Topic: Media Research Center
It's never a good sign when your purportedly exhaustively researched "special report" counts an easily disproved distortion as one of its signature claims.
A new Media Research Center "special report" by Rich Noyes purports to document how new CBS Evening News host Katie Couric "pushed a liberal political agenda during her 15 years as co-host of NBC’s Today." One of its signature claims, as promoted in an Aug. 29 press release announcing the report: "Deploring Ronald Reagan with insults such as 'The Gipper was an airhead!' " In the introduction to the report, Noyes expands this somewhat:
In 1999, Couric decided to begin the Today show by insulting Ronald Reagan: "Good morning. The Gipper was an airhead!" Two days later, the author of the Reagan biography she was supposedly summarizing told Couric she’d gotten it exactly backwards: "Oh, good God, no!" author Edmund Morris upbraided Couric. "He was a very bright man."

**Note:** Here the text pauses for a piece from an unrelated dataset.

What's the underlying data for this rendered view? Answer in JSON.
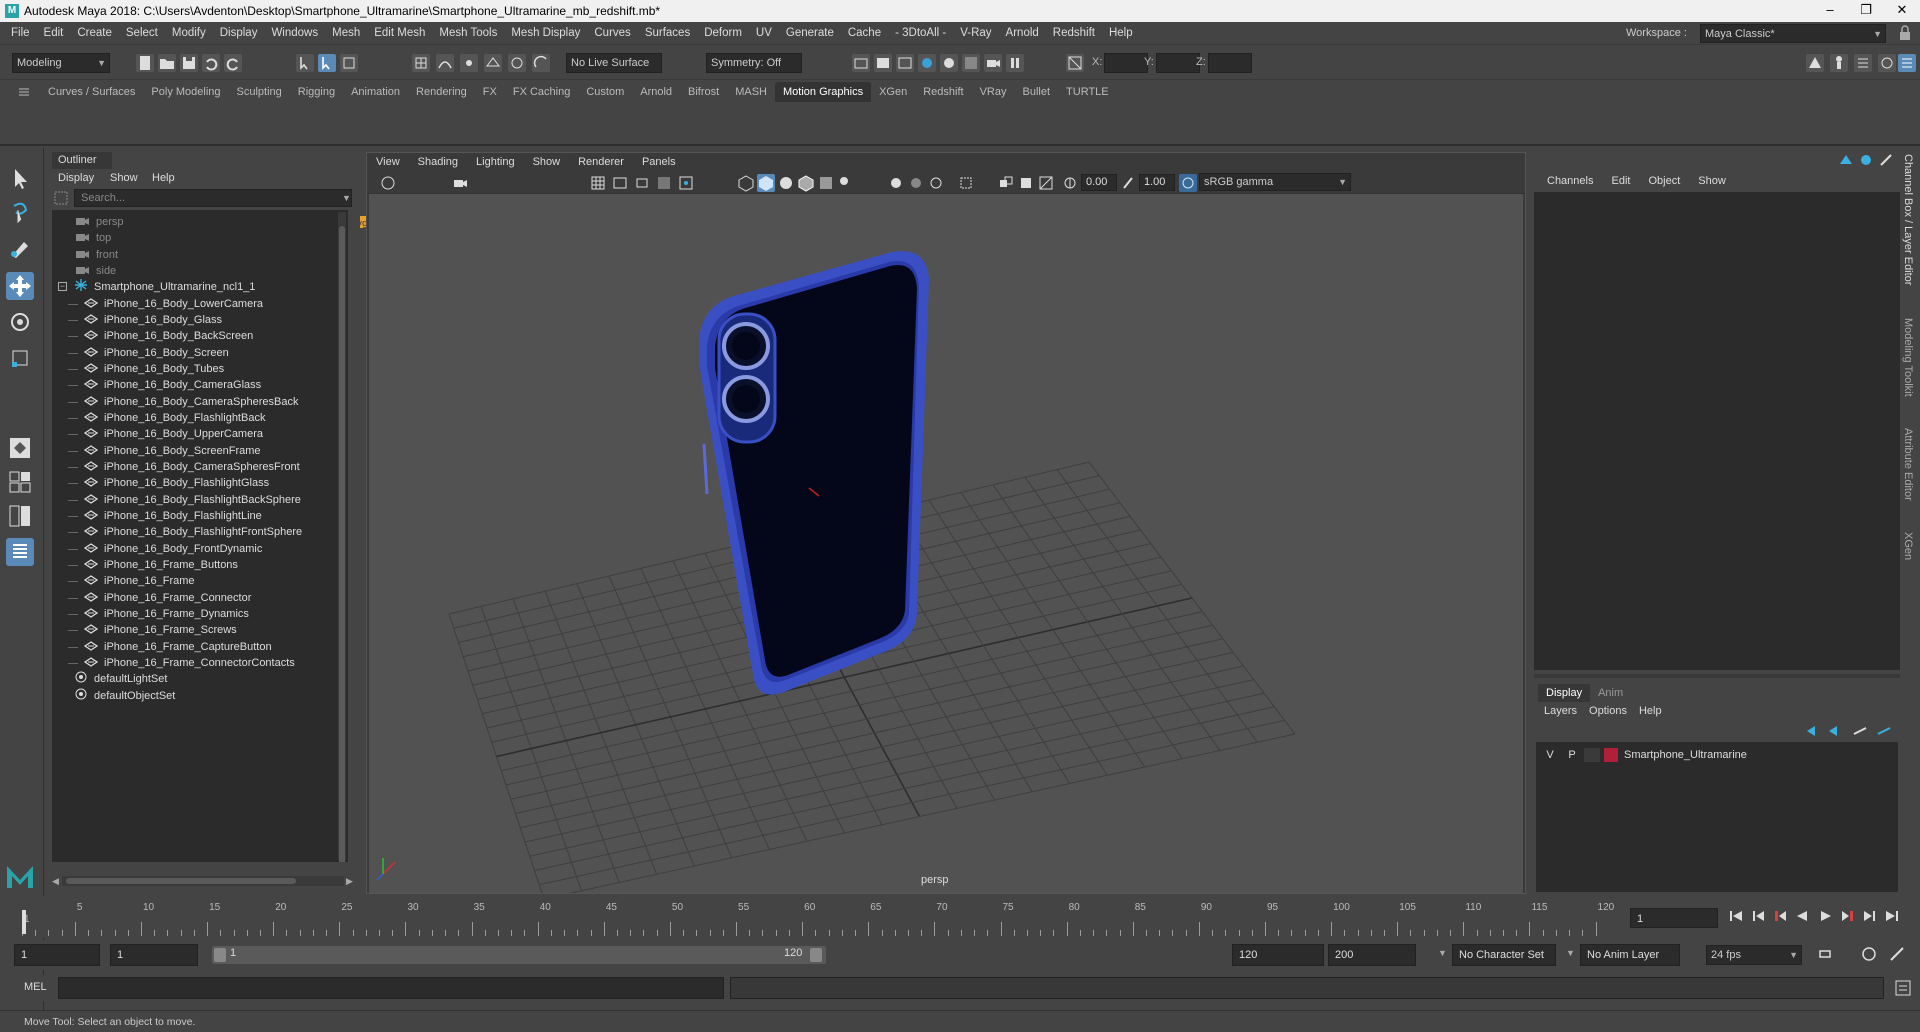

In the section of the report substantiating the claim, Noyes includes the original "airhead" quote, a snippet of an interview Couric did with Morris two days later in which Morris denied saying that, and a transcript from a 2002 Couric interview with Ann Coulter, headlined "Couric Re-Writes History," in which Couric takes offense to Coulter's description of the incident in her book "Slander."
What Noyes fails to note is the context in which Couric made the comment. As The Daily Howler's Bob Somerby reported:
Why did Couric say what she did? Because everyone thought it was true. Indeed, despite the picture painted in Slander, many conservatives were slamming Morris for what he had said about Ron.
Noyes' reporting of Morris's denial further obfuscates the fact that, as Somerby reported, many conservatives thought that about the book as well. From an Oct. 13, 1999 (a couple weeks after Couric's statement), Heritage Foundation online chat with Dinesh D'Souza, author of the hagiography "Ronald Reagan: How an Ordinary Man Became an Extraordinary Leader":
Morris' book has been subject to an incredible public whipping. He has virtually no defenders. Even Morris's own reasons for using multiple fictitious characters and for calling Reagan an ignoramus and an apparent airhead sound hollow and ill-considered. When the dust has settled, Reagan will be seen as a great president.
Couric was hardly alone in interpreting that Morris' book called Reagan an "airhead." Yet Noyes and the MRC would rather leave the false impression that a hopelessly biased Couric came up with that on her own.